Publication details for Prof Martin WardRoberts, T. P., Warwick, R. S., Ward, M. J. & Murray, S. S. (2002). A Chandra observation of the interacting pair of galaxies NGC 4485/4490. Monthly Notices of the Royal Astronomical Society 337(2): 677-692.
- Publication type: Journal Article
- ISSN/ISBN: 0035-8711, 1365-2966
- DOI: 10.1046/j.1365-8711.2002.05950.x
- Further publication details on publisher web site
Author(s) from Durham

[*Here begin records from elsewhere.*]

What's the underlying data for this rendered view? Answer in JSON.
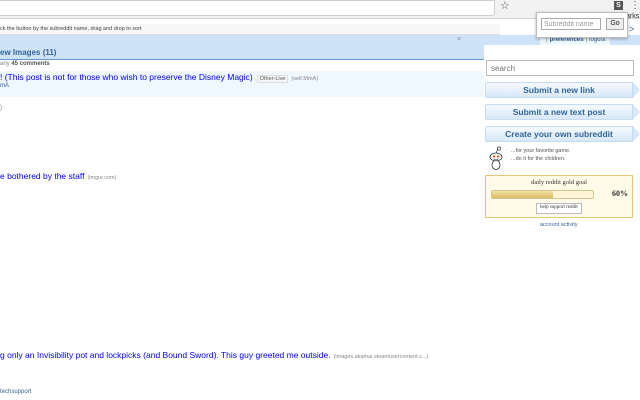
{
  "browser": {
    "star_icon": "star-icon",
    "ext_letter": "S",
    "menu_icon": "more-vert-icon",
    "bookmarks_label": "arks"
  },
  "popup": {
    "placeholder": "Subreddit name",
    "go_label": "Go"
  },
  "hint": "ck the button by the subreddit name, drag and drop to sort",
  "header": {
    "close_char": "×",
    "preferences": "preferences",
    "logout": "logout"
  },
  "tabs": {
    "new_label": "ew Images (11)"
  },
  "posts": [
    {
      "meta_prefix": "any ",
      "comments": "45 comments",
      "title": "! (This post is not for those who wish to preserve the Disney Magic)",
      "flair": "Other-Live",
      "domain": "(self.MmA)",
      "sub": "mA",
      "sub2": ")"
    },
    {
      "title": "e bothered by the staff",
      "domain": "(imgur.com)"
    },
    {
      "title": "g only an Invisibility pot and lockpicks (and Bound Sword). This guy greeted me outside.",
      "domain": "(images.akamai.steamusercontent.c...)",
      "sub": "techsupport"
    }
  ],
  "sidebar": {
    "search_placeholder": "search",
    "submit_link": "Submit a new link",
    "submit_text": "Submit a new text post",
    "create_sub": "Create your own subreddit",
    "tagline1": "...for your favorite game.",
    "tagline2": "...do it for the children.",
    "account_activity": "account activity"
  },
  "gold": {
    "title": "daily reddit gold goal",
    "percent_label": "60%",
    "progress": 0.6,
    "help_label": "help support reddit"
  },
  "colors": {
    "header_bg": "#cee3f8",
    "link": "#0000ff",
    "accent": "#336699",
    "gold_border": "#e6c875"
  }
}
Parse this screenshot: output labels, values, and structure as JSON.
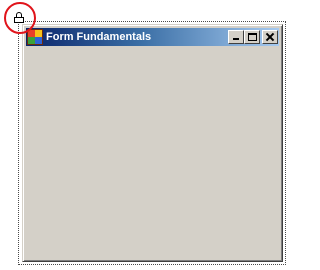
{
  "window": {
    "title": "Form Fundamentals"
  },
  "icons": {
    "app": "app-icon",
    "lock": "lock-icon",
    "minimize": "minimize-icon",
    "maximize": "maximize-icon",
    "close": "close-icon"
  },
  "colors": {
    "title_gradient_start": "#0a246a",
    "title_gradient_end": "#a6caf0",
    "window_face": "#d4d0c8",
    "highlight_circle": "#e0141b"
  }
}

We report the results of a 20-ks Chandra ACIS-S observation of the galaxy pair NGC 4485/4490. This is an interacting system containing a late-type spiral with an enhanced star formation rate (NGC 4490), and an irregular companion that possesses a disturbed morphology. A total of 29 discrete X-ray sources are found coincident with NGC 4490, but only one is found within NGC 4485. The sources range in observed X-ray luminosity from ∼2 × 1037 to 4 × 1039 erg s−1. The more luminous sources appear, on average, to be spectrally harder than the fainter sources, an effect that is attributable to increased absorption in their spectra. Extensive diffuse X-ray emission is detected coincident with the disc of NGC 4490, and in the tidal tail of NGC 4485, which appears to be thermal in nature and hence the signature of a hot interstellar medium in both galaxies. However, the diffuse component accounts for only ∼10 per cent of the total X-ray luminosity of the system (2 × 1040 erg s−1, 0.5–8 keV), which arises predominantly in a handful of the brightest discrete sources. This diffuse emission fraction is unusually low for a galaxy pair which has many characteristics that would lead it to be classified as a starburst system, possibly as a consequence of the small gravitational potential well of the system. The discrete source population, on the other hand, is similar to that observed in other starburst systems, possessing a flat luminosity function slope of ∼−0.6 and a total of six ultraluminous X-ray sources (ULX). Five of the ULX are identified as probable black hole X-ray binary systems, and the sixth (which is coincident with a radio continuum source) is identified as an X-ray luminous supernova remnant. The ULX all lie in star formation regions, providing further evidence of the link between the ULX phenomenon and active star formation. Importantly, this shows that even in star-forming regions, the ULX population is dominated by accreting systems. We discuss the implications of this work for physical models of the nature of ULX, and in particular how it argues against the intermediate-mass black hole hypothesis.